**SOURCE MATERIAL:**
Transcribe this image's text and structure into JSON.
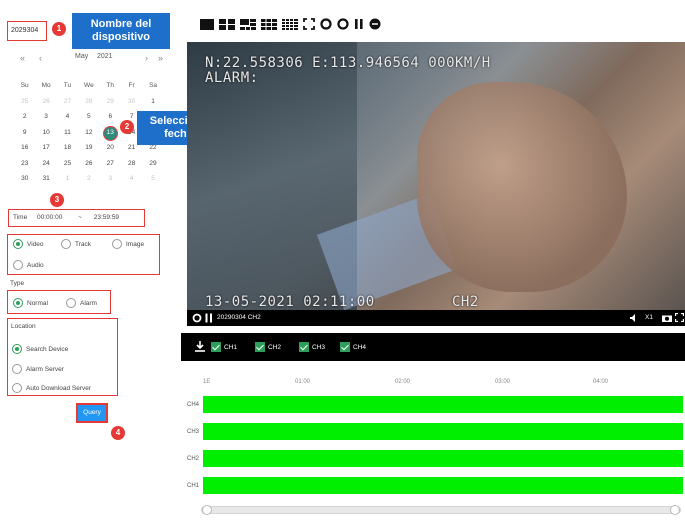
{
  "device": {
    "value": "2029304"
  },
  "callouts": {
    "device_name": "Nombre del dispositivo",
    "select_date": "Seleccione fecha"
  },
  "badges": [
    "1",
    "2",
    "3",
    "4"
  ],
  "calendar": {
    "prev_year": "«",
    "prev_month": "‹",
    "month": "May",
    "year": "2021",
    "next_month": "›",
    "next_year": "»",
    "weekdays": [
      "Su",
      "Mo",
      "Tu",
      "We",
      "Th",
      "Fr",
      "Sa"
    ],
    "weeks": [
      [
        "25",
        "26",
        "27",
        "28",
        "29",
        "30",
        "1"
      ],
      [
        "2",
        "3",
        "4",
        "5",
        "6",
        "7",
        "8"
      ],
      [
        "9",
        "10",
        "11",
        "12",
        "13",
        "14",
        "15"
      ],
      [
        "16",
        "17",
        "18",
        "19",
        "20",
        "21",
        "22"
      ],
      [
        "23",
        "24",
        "25",
        "26",
        "27",
        "28",
        "29"
      ],
      [
        "30",
        "31",
        "1",
        "2",
        "3",
        "4",
        "5"
      ]
    ],
    "selected": "13"
  },
  "time": {
    "label": "Time",
    "start": "00:00:00",
    "sep": "~",
    "end": "23:59:59"
  },
  "media_types": {
    "options": [
      "Video",
      "Track",
      "Image",
      "Audio"
    ],
    "selected": "Video"
  },
  "record_type": {
    "label": "Type",
    "options": [
      "Normal",
      "Alarm"
    ],
    "selected": "Normal"
  },
  "location": {
    "label": "Location",
    "options": [
      "Search Device",
      "Alarm Server",
      "Auto Download Server"
    ],
    "selected": "Search Device"
  },
  "query_label": "Query",
  "video": {
    "gps_line": "N:22.558306 E:113.946564 000KM/H",
    "alarm_line": "ALARM:",
    "timestamp": "13-05-2021 02:11:00",
    "channel": "CH2"
  },
  "player": {
    "title": "20290304 CH2",
    "speed": "X1"
  },
  "channels": [
    "CH1",
    "CH2",
    "CH3",
    "CH4"
  ],
  "timeline": {
    "ticks": [
      "1E",
      "01:00",
      "02:00",
      "03:00",
      "04:00"
    ],
    "tracks": [
      "CH4",
      "CH3",
      "CH2",
      "CH1"
    ]
  },
  "colors": {
    "accent": "#1d6fc9",
    "highlight": "#e53935",
    "selected_day": "#2f8a7e",
    "track": "#00ee00",
    "check": "#2e9e5b"
  }
}
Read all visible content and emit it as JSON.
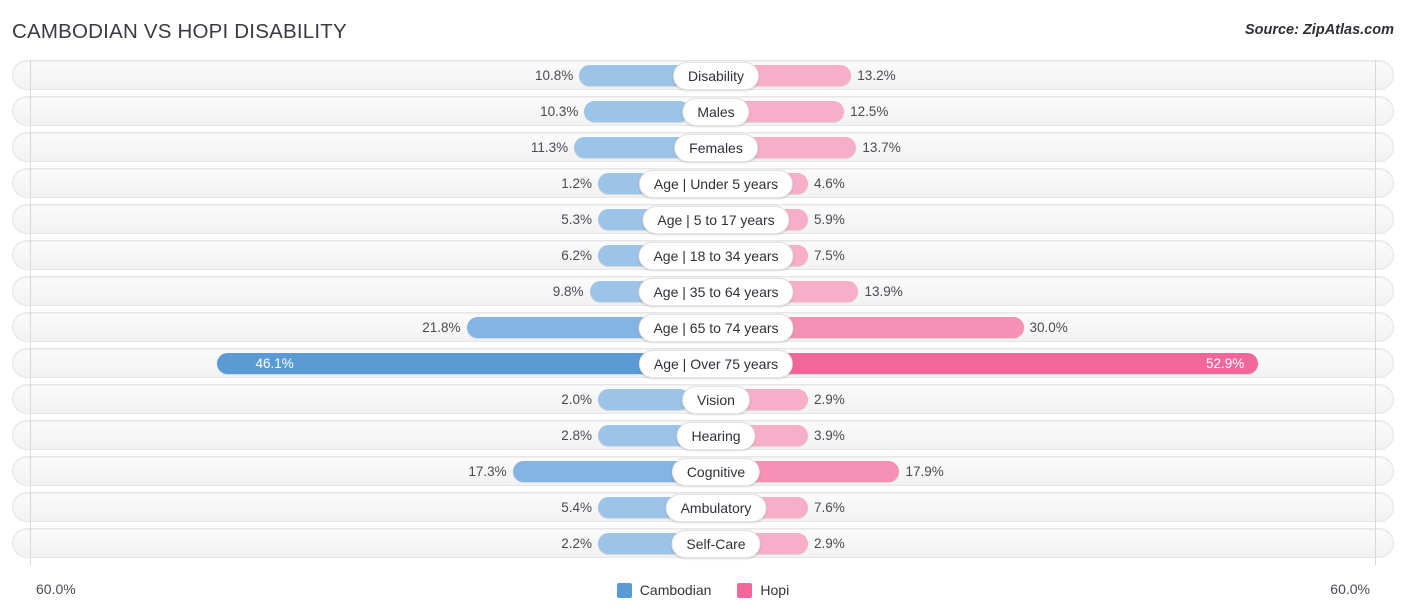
{
  "header": {
    "title": "CAMBODIAN VS HOPI DISABILITY",
    "source": "Source: ZipAtlas.com"
  },
  "axis": {
    "left_label": "60.0%",
    "right_label": "60.0%",
    "max": 60.0
  },
  "legend": {
    "items": [
      {
        "label": "Cambodian",
        "color": "#5b9bd5",
        "icon": "legend-swatch"
      },
      {
        "label": "Hopi",
        "color": "#f2679a",
        "icon": "legend-swatch"
      }
    ]
  },
  "colors": {
    "cambodian_light": "#9cc3e8",
    "cambodian_mid": "#84b4e3",
    "cambodian_strong": "#5b9bd5",
    "hopi_light": "#f7afc9",
    "hopi_mid": "#f591b4",
    "hopi_strong": "#f2679a",
    "track": "#f4f4f4",
    "gridline": "#d8d8d8"
  },
  "chart_data": {
    "type": "bar",
    "title": "CAMBODIAN VS HOPI DISABILITY",
    "subtitle": "Source: ZipAtlas.com",
    "orientation": "horizontal-diverging",
    "xlabel": "",
    "ylabel": "",
    "xlim": [
      -60.0,
      60.0
    ],
    "axis_tick_labels": [
      "60.0%",
      "60.0%"
    ],
    "grid": true,
    "legend_position": "bottom-center",
    "categories": [
      "Disability",
      "Males",
      "Females",
      "Age | Under 5 years",
      "Age | 5 to 17 years",
      "Age | 18 to 34 years",
      "Age | 35 to 64 years",
      "Age | 65 to 74 years",
      "Age | Over 75 years",
      "Vision",
      "Hearing",
      "Cognitive",
      "Ambulatory",
      "Self-Care"
    ],
    "series": [
      {
        "name": "Cambodian",
        "color": "#5b9bd5",
        "values": [
          10.8,
          10.3,
          11.3,
          1.2,
          5.3,
          6.2,
          9.8,
          21.8,
          46.1,
          2.0,
          2.8,
          17.3,
          5.4,
          2.2
        ],
        "labels": [
          "10.8%",
          "10.3%",
          "11.3%",
          "1.2%",
          "5.3%",
          "6.2%",
          "9.8%",
          "21.8%",
          "46.1%",
          "2.0%",
          "2.8%",
          "17.3%",
          "5.4%",
          "2.2%"
        ]
      },
      {
        "name": "Hopi",
        "color": "#f2679a",
        "values": [
          13.2,
          12.5,
          13.7,
          4.6,
          5.9,
          7.5,
          13.9,
          30.0,
          52.9,
          2.9,
          3.9,
          17.9,
          7.6,
          2.9
        ],
        "labels": [
          "13.2%",
          "12.5%",
          "13.7%",
          "4.6%",
          "5.9%",
          "7.5%",
          "13.9%",
          "30.0%",
          "52.9%",
          "2.9%",
          "3.9%",
          "17.9%",
          "7.6%",
          "2.9%"
        ]
      }
    ]
  },
  "rows": [
    {
      "label": "Disability",
      "left_value": 10.8,
      "left_label": "10.8%",
      "right_value": 13.2,
      "right_label": "13.2%",
      "intensity": "light"
    },
    {
      "label": "Males",
      "left_value": 10.3,
      "left_label": "10.3%",
      "right_value": 12.5,
      "right_label": "12.5%",
      "intensity": "light"
    },
    {
      "label": "Females",
      "left_value": 11.3,
      "left_label": "11.3%",
      "right_value": 13.7,
      "right_label": "13.7%",
      "intensity": "light"
    },
    {
      "label": "Age | Under 5 years",
      "left_value": 1.2,
      "left_label": "1.2%",
      "right_value": 4.6,
      "right_label": "4.6%",
      "intensity": "light"
    },
    {
      "label": "Age | 5 to 17 years",
      "left_value": 5.3,
      "left_label": "5.3%",
      "right_value": 5.9,
      "right_label": "5.9%",
      "intensity": "light"
    },
    {
      "label": "Age | 18 to 34 years",
      "left_value": 6.2,
      "left_label": "6.2%",
      "right_value": 7.5,
      "right_label": "7.5%",
      "intensity": "light"
    },
    {
      "label": "Age | 35 to 64 years",
      "left_value": 9.8,
      "left_label": "9.8%",
      "right_value": 13.9,
      "right_label": "13.9%",
      "intensity": "light"
    },
    {
      "label": "Age | 65 to 74 years",
      "left_value": 21.8,
      "left_label": "21.8%",
      "right_value": 30.0,
      "right_label": "30.0%",
      "intensity": "mid"
    },
    {
      "label": "Age | Over 75 years",
      "left_value": 46.1,
      "left_label": "46.1%",
      "right_value": 52.9,
      "right_label": "52.9%",
      "intensity": "strong"
    },
    {
      "label": "Vision",
      "left_value": 2.0,
      "left_label": "2.0%",
      "right_value": 2.9,
      "right_label": "2.9%",
      "intensity": "light"
    },
    {
      "label": "Hearing",
      "left_value": 2.8,
      "left_label": "2.8%",
      "right_value": 3.9,
      "right_label": "3.9%",
      "intensity": "light"
    },
    {
      "label": "Cognitive",
      "left_value": 17.3,
      "left_label": "17.3%",
      "right_value": 17.9,
      "right_label": "17.9%",
      "intensity": "mid"
    },
    {
      "label": "Ambulatory",
      "left_value": 5.4,
      "left_label": "5.4%",
      "right_value": 7.6,
      "right_label": "7.6%",
      "intensity": "light"
    },
    {
      "label": "Self-Care",
      "left_value": 2.2,
      "left_label": "2.2%",
      "right_value": 2.9,
      "right_label": "2.9%",
      "intensity": "light"
    }
  ]
}
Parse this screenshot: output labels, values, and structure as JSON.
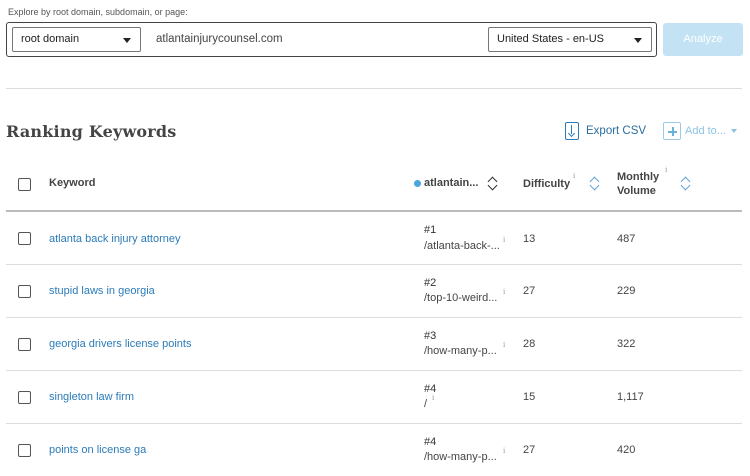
{
  "search": {
    "label": "Explore by root domain, subdomain, or page:",
    "scope": "root domain",
    "domain": "atlantainjurycounsel.com",
    "locale": "United States - en-US",
    "analyze_label": "Analyze"
  },
  "section": {
    "title": "Ranking Keywords",
    "export_label": "Export CSV",
    "add_to_label": "Add to..."
  },
  "columns": {
    "keyword": "Keyword",
    "site": "atlantain...",
    "difficulty": "Difficulty",
    "monthly_volume_line1": "Monthly",
    "monthly_volume_line2": "Volume",
    "info_glyph": "i"
  },
  "rows": [
    {
      "keyword": "atlanta back injury attorney",
      "rank": "#1",
      "url": "/atlanta-back-...",
      "difficulty": "13",
      "volume": "487"
    },
    {
      "keyword": "stupid laws in georgia",
      "rank": "#2",
      "url": "/top-10-weird...",
      "difficulty": "27",
      "volume": "229"
    },
    {
      "keyword": "georgia drivers license points",
      "rank": "#3",
      "url": "/how-many-p...",
      "difficulty": "28",
      "volume": "322"
    },
    {
      "keyword": "singleton law firm",
      "rank": "#4",
      "url": "/",
      "difficulty": "15",
      "volume": "1,117"
    },
    {
      "keyword": "points on license ga",
      "rank": "#4",
      "url": "/how-many-p...",
      "difficulty": "27",
      "volume": "420"
    }
  ],
  "colors": {
    "accent": "#2b7bb9",
    "analyze_disabled": "#c3e3f4",
    "site_dot": "#4aa6dc",
    "sort_blue": "#5ba6d6"
  },
  "icons": {
    "scope_caret": "caret-down-icon",
    "locale_caret": "caret-down-icon",
    "export": "export-csv-icon",
    "add": "plus-icon",
    "sort": "sort-icon",
    "info": "info-icon"
  }
}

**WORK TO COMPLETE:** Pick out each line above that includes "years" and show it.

**WRITTEN SOLUTION:**
      "Age | Under 5 years",
      "Age | 5 to 17 years",
      "Age | 18 to 34 years",
      "Age | 35 to 64 years",
      "Age | 65 to 74 years",
      "Age | Over 75 years",
      "label": "Age | Under 5 years",
      "label": "Age | 5 to 17 years",
      "label": "Age | 18 to 34 years",
      "label": "Age | 35 to 64 years",
      "label": "Age | 65 to 74 years",
      "label": "Age | Over 75 years",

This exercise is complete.